> _Exercise instructions_
Look through the data below for the string "description", and copy every line where it turns up.

-*-

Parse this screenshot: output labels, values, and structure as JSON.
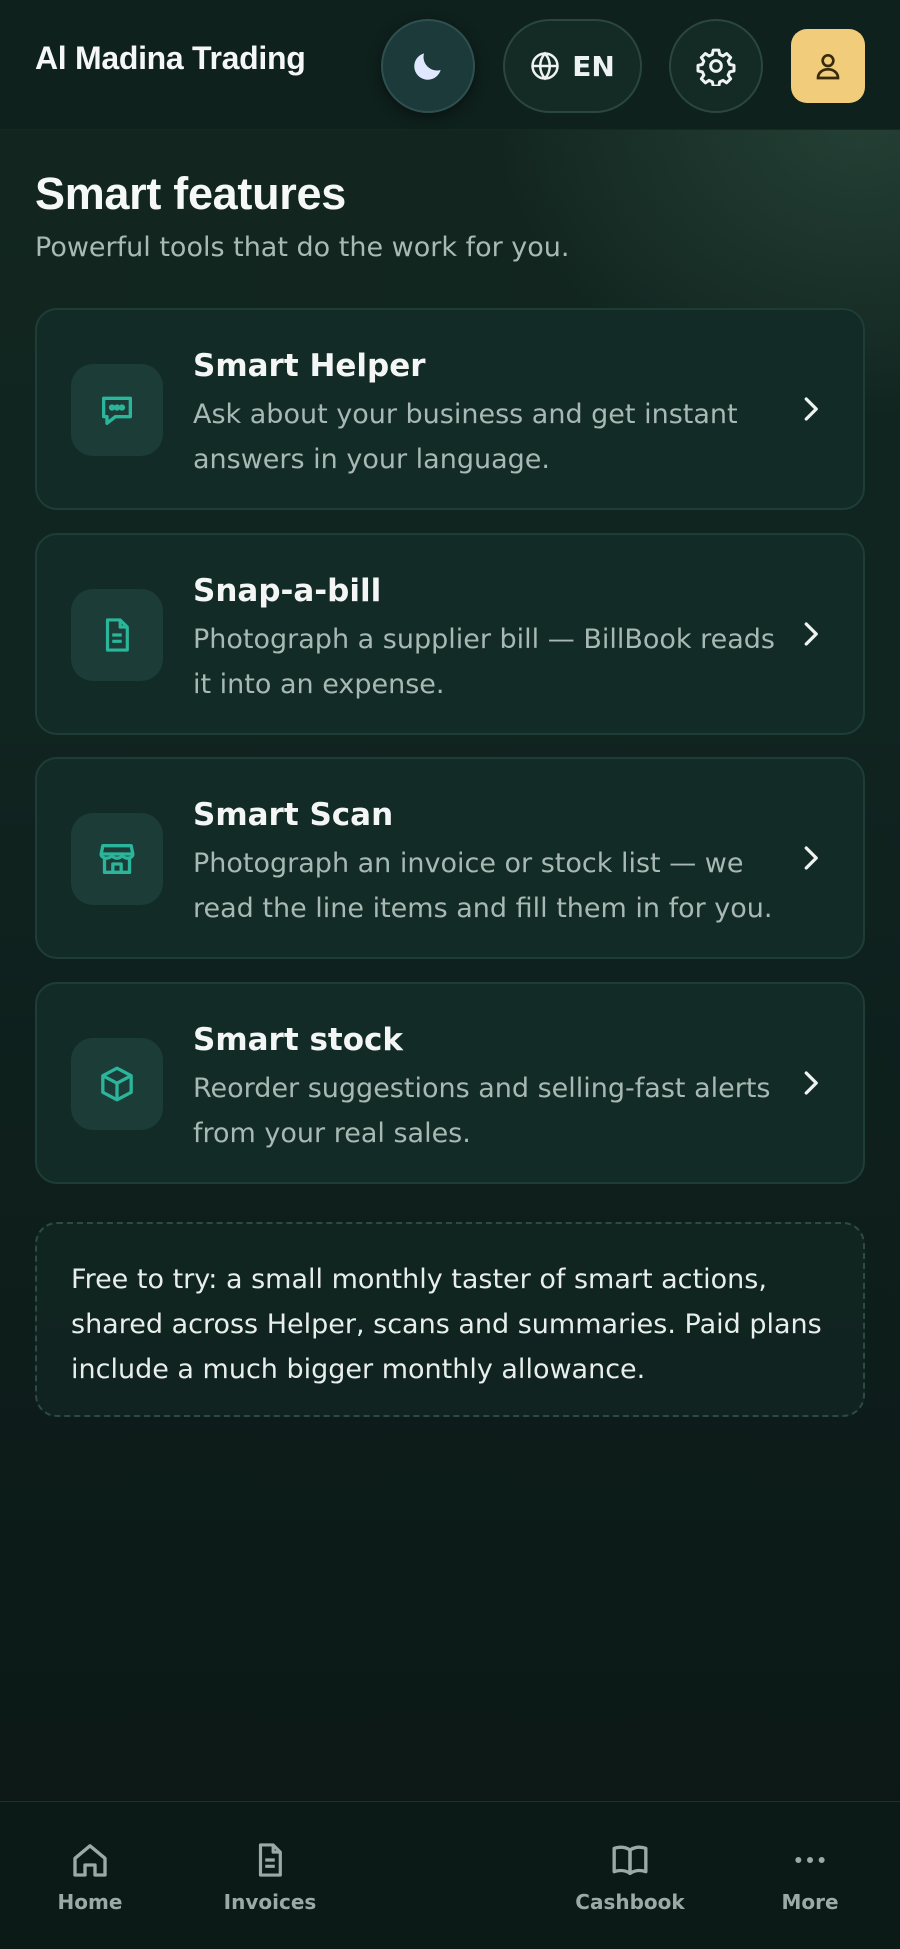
{
  "header": {
    "business_name": "Al Madina Trading",
    "language_label": "EN",
    "icons": [
      "moon-icon",
      "globe-icon",
      "gear-icon",
      "user-icon"
    ]
  },
  "page": {
    "title": "Smart features",
    "subtitle": "Powerful tools that do the work for you."
  },
  "features": [
    {
      "title": "Smart Helper",
      "description": "Ask about your business and get instant answers in your language.",
      "icon": "chat-bubble-icon"
    },
    {
      "title": "Snap-a-bill",
      "description": "Photograph a supplier bill — BillBook reads it into an expense.",
      "icon": "document-icon"
    },
    {
      "title": "Smart Scan",
      "description": "Photograph an invoice or stock list — we read the line items and fill them in for you.",
      "icon": "store-icon"
    },
    {
      "title": "Smart stock",
      "description": "Reorder suggestions and selling-fast alerts from your real sales.",
      "icon": "box-icon"
    }
  ],
  "note": {
    "text": "Free to try: a small monthly taster of smart actions, shared across Helper, scans and summaries. Paid plans include a much bigger monthly allowance."
  },
  "bottom_nav": {
    "items": [
      {
        "label": "Home",
        "icon": "home-icon"
      },
      {
        "label": "Invoices",
        "icon": "document-icon"
      },
      {
        "label": "Cashbook",
        "icon": "book-icon"
      },
      {
        "label": "More",
        "icon": "more-dots-icon"
      }
    ]
  },
  "colors": {
    "accent": "#2bb59a",
    "avatar_bg": "#f1cc7a",
    "card_bg": "#132b27",
    "page_bg": "#0d1d1a"
  }
}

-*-

> _Your solution_
      "description": "Ask about your business and get instant answers in your language.",
      "description": "Photograph a supplier bill — BillBook reads it into an expense.",
      "description": "Photograph an invoice or stock list — we read the line items and fill them in for you.",
      "description": "Reorder suggestions and selling-fast alerts from your real sales.",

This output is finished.